Lead scoring example:
Most companies use the lead scoring chart to rank their leads and allow them to segment their targeting. Using MQL and SQL systems help with seeing whether a lead is ready for a conversation or not. If you aren’t using the system yet, you can use it to maximise your sales conversations.
1 point would be allocated for visiting a website,
10 points would be allocated for filling out a form.
50 points would be allocated for requesting a demo
As the leads come in, a lead qualification software awards points to each prospect, the prospect is classified as an MQL or an SQL. As each lead has a numerical value, you can categorise them in order of highest priority to lowest. SQLs tend to have a higher rating than MQLs as the prospect is already interested in purchasing and doesn’t need to be nurtured.
Ensure your marketing and sales messaging are completely aligned.
It is important to ensure that the core values and key messages remain consistent all the way through the sales process. If a sales team shares inconsistent messaging, it can create confusion, reduce credibility, and reduce the conversion rate.
Personalise your communications.
Targeting the right prospects only enhances your business, no salesperson wants to go into a meeting with an unqualified prospect, it is just a waste of time. The key is to enrich your prospect with relevant information at the right time and not just bombard them with information. Maximise the opportunity you created with this meaningful connection and leverage that power. Most importantly, allow your prospect to go through the sales process naturally and not by force.
Use a CRM system
Using a CRM system allows you to store and categorise all of your leads in one place, you can efficiently manage and track the progress of each prospect’s sales cycle.
Refine your lead scoring metrics
What other factors could play a role in leading to a higher quality sale? It is likely that refining your lead scoring metrics will require working closely with your sales team. What could you do to refine your lead scoring system? When you take time to reflect and refine each part of your process, you gain further insight into your prospect and how you can help.
Always remember success stories
Prospects will feel reassured by others’ success, they will have an easier time signing up when they know the product or service works. You may already be touting these success stories in your marketing messaging, but ensure your sales teams shout your successes until the end.

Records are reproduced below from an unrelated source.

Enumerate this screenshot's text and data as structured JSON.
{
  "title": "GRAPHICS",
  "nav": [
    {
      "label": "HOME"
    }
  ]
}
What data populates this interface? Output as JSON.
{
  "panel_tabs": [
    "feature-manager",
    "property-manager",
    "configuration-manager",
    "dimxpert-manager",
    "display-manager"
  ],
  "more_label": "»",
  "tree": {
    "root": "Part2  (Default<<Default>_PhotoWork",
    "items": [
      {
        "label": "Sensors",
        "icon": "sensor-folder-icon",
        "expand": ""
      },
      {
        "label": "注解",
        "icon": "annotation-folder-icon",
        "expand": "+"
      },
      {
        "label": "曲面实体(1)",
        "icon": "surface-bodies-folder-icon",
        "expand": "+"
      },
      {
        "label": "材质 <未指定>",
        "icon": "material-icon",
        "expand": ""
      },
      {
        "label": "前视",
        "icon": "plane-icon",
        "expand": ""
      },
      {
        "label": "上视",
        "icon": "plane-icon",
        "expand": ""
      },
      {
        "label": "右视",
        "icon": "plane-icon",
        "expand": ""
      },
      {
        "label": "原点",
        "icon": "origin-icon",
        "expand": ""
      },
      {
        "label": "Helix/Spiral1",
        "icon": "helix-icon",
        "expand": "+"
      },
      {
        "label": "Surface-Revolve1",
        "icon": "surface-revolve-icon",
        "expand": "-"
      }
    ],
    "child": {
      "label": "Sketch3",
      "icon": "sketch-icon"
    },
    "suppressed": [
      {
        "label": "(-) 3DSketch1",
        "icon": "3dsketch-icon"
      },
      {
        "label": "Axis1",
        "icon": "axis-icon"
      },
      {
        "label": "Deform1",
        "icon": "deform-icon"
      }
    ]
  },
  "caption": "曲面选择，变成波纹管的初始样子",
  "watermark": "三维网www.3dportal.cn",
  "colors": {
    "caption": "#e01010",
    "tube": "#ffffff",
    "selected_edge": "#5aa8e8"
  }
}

Lead quality over lead quantity
Lead quality is the holy grail in outbound marketing. Higher quality leads tend to yield a higher propensity to convert. On the other hand, high quantity leads generally mean a lot of awareness, but lack of interest in purchasing the product resulting in low conversion rates.
Overvaluing and undervaluing leads
Beware of hanging onto suspects and pushing them further down the sales funnel. Let the prospect be in charge of making a decision, they need to be nurtured to be able to convert them into using our services. Being a supportive crutch, pointing out their pain points, and guiding them through the process seamlessly is the right way to go about it. If you are too pushy, you’re likely to chase them away then close a sale.
Don’t overcomplicate it
It might not be easy to spot the exact difference between an MQL and an SQL, but it is pretty straightforward. Both are considered to be qualified leads, an MQL simply put, requires additional marketing and nurturing and an SQL is ready for a sales call.
Understanding the fundamental difference between the two and how they work together is key to achieving efficiency within your organisation. A smooth transition between sales and marketing equals greater revenue in the long run.
You want to be tracking your insights into what’s working – what brings leads in, is your sales team having meaningful conversations, and how likely they are to convert? It takes trial and error, but they need to align, and getting them to work in unison will set your company apart.